26
September
2016
|
09:22
Europe/London

Photo book 'Sunday Football' captures the spirit of Hackney Marshes

Photographer Chris Baker documents the essence of amateur Sunday football on Hackney's largest pitches

"HACKNEY Marshes is legendary. Just as David Beckham and Ian Wright.” So says Dan Walker, presenter of BBC’s Match of the Day, in the introduction to a new book of photographs capturing the essence of amateur football on the area’s 82 pitches.

Its author, photographer Chris Baker, says ‘Sunday Football’ is: “My love letter to… British Sunday League football at its best, every week of the season come rain or shine, at Hackney Marshes, the spiritual home of amateur football.”
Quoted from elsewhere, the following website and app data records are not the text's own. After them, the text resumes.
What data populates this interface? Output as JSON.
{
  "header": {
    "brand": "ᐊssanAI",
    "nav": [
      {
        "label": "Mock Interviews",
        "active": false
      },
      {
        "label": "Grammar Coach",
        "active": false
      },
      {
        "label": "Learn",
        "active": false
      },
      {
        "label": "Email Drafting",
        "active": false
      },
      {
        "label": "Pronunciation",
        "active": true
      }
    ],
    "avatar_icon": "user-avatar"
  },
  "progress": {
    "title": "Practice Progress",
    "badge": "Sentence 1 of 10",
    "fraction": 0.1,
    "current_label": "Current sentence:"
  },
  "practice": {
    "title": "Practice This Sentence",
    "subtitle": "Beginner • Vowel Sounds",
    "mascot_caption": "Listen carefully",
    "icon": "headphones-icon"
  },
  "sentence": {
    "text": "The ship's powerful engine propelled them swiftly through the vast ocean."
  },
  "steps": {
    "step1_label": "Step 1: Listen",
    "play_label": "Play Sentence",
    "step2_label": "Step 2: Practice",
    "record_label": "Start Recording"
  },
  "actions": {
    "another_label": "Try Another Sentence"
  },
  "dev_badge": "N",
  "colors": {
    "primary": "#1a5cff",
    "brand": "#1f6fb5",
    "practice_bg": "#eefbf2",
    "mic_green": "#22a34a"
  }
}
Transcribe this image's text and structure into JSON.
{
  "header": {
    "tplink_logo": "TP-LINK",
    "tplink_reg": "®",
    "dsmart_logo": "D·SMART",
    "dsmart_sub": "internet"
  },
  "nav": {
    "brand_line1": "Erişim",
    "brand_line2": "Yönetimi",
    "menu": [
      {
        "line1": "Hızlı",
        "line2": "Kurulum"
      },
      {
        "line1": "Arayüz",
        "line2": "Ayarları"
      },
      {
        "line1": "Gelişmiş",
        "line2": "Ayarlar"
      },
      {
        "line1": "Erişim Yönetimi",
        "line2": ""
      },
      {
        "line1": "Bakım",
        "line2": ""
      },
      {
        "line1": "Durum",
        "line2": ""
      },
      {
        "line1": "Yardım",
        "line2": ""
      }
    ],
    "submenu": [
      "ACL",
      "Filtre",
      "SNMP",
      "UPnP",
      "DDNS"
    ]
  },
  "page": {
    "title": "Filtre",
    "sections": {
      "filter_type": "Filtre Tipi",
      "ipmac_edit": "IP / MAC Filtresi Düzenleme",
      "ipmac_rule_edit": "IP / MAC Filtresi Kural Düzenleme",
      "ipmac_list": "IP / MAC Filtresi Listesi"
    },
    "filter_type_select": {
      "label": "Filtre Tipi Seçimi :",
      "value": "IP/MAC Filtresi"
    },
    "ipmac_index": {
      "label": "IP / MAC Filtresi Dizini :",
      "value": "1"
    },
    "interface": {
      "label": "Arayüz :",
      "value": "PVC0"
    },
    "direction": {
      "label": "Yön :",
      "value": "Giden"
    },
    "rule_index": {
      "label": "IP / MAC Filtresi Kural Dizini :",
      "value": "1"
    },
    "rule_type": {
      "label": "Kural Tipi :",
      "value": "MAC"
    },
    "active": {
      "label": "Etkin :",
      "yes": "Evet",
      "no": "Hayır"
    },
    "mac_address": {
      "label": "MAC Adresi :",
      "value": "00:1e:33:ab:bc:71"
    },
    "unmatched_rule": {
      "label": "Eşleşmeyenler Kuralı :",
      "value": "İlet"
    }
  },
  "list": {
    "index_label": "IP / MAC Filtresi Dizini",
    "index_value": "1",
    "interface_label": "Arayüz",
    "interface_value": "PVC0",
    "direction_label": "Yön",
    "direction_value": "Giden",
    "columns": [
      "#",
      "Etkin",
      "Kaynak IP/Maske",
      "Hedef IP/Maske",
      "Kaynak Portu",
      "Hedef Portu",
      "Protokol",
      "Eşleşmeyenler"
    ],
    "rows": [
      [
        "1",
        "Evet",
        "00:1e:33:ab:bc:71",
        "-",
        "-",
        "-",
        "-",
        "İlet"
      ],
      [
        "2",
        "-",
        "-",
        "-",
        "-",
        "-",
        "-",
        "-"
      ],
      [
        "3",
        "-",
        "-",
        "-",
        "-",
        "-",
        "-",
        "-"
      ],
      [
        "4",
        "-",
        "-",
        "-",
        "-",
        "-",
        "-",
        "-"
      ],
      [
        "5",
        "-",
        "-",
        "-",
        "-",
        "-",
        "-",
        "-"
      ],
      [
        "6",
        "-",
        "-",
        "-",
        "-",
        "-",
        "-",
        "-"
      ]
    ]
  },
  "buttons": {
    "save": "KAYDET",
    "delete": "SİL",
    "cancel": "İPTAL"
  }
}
Formed in 1947, the Hackney and Leyton Sunday League pitches were built, effectively, on Blitz rubble. Ten years later, they had proved so popular that Sunday mornings would herald the arrival of up to 2,000 players.

Today, with thousands of amateur footballers turning up each week, the Marshes’ popularity is still very much alive. From September to April, more than 50 games are played each week and Baker spent two years documenting the variety of its characters and dramas.

These include, in his own words: “Those players who turn up late, hungover… Those who light a cigarette at half time whilst sucking an orange quarter… Those who get lost in the emotion of the game… And those that round off the weekend with a quick pint of beer with their teammates post-game, before heading back to the missus and kids for a roast dinner.”

In the book, the photos are accompanied by quotes that Chris has gathered along the way. One player states: “Football is a family, tied together in knowledge and passion, where everything comes together for 90 minutes, where everything else is second to playing football.”

Another remembers a time when: “Our goalkeeper wore glasses but couldn’t wear contacts. This was a bit of a problem as he could only really see a player or the ball when they reached the end of his area. We conceded a lot of long-range shots that year.”

While a referee reflects: “I’ve refereed 400 games and only had to abandon four: one for being headbutted, one for being pushed over, one after having sent a player off and him stating he was going to stay on after the game and knock me out, and the final one because a team kept fighting amongst themselves.”

As Dan Walker says: “Chris has done something very special with ‘Sunday Football’. He’s managed to capture the essence of football, reminding us of all the reasons we have so much affection for the beautiful game.” And, of course, for Hackney Marshes.

'Sunday Football' is published by Hoxton Mini Press.